[Task inputs Boundary: Start]
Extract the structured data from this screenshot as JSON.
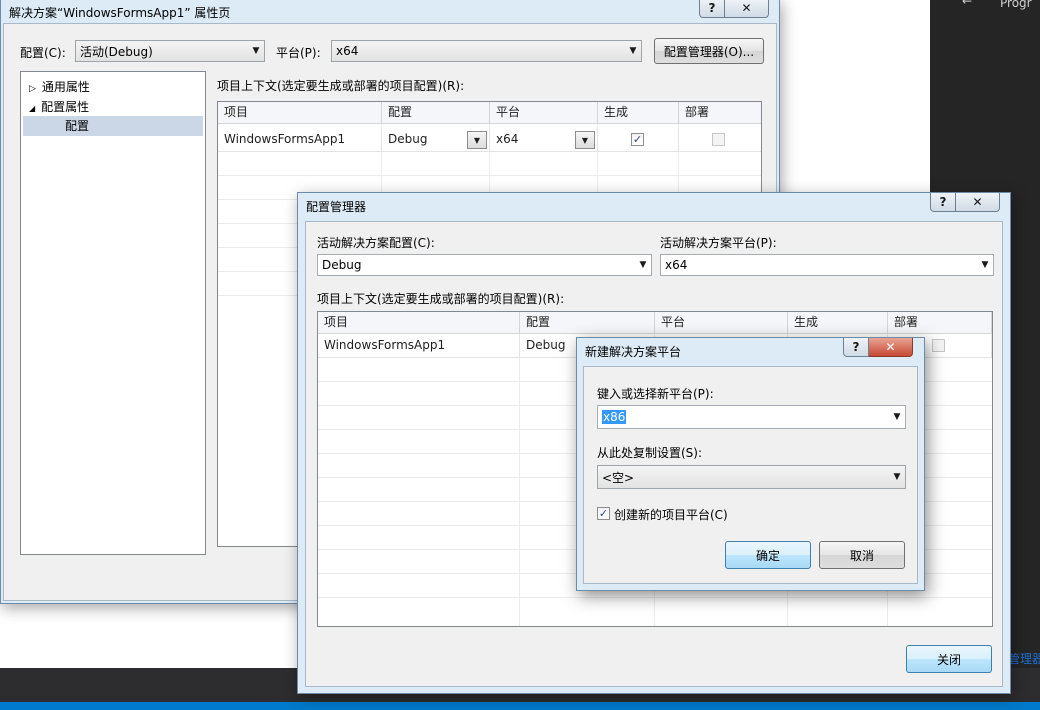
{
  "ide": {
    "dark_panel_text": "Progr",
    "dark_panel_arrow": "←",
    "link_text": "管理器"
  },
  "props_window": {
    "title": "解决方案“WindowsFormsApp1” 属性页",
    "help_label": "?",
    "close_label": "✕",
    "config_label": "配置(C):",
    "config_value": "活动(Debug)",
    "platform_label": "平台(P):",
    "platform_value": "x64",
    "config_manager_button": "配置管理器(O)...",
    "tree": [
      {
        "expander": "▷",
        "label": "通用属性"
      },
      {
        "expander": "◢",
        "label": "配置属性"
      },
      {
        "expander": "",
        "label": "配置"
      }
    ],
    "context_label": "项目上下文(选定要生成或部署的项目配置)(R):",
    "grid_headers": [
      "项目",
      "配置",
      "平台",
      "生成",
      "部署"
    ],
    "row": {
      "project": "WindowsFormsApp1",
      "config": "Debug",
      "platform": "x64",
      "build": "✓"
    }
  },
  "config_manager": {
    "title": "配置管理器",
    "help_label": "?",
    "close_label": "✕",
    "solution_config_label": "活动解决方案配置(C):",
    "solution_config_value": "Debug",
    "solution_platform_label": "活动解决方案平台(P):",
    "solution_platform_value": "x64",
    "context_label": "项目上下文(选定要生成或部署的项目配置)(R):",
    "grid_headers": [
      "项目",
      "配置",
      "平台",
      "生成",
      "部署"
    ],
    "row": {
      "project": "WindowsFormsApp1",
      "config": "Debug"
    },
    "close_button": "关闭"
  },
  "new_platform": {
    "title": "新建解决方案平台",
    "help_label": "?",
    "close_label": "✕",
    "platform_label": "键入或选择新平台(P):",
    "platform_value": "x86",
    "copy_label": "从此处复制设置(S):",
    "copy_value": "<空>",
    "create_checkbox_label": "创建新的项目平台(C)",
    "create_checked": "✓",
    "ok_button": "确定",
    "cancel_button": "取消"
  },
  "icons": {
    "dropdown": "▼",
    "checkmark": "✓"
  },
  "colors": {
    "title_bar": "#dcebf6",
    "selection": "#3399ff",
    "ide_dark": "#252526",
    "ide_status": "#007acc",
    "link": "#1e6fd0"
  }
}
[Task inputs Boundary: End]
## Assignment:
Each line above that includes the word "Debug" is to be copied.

## Task solution:
    "config_value": "活动(Debug)",
      "config": "Debug",
    "solution_config_value": "Debug",
      "config": "Debug"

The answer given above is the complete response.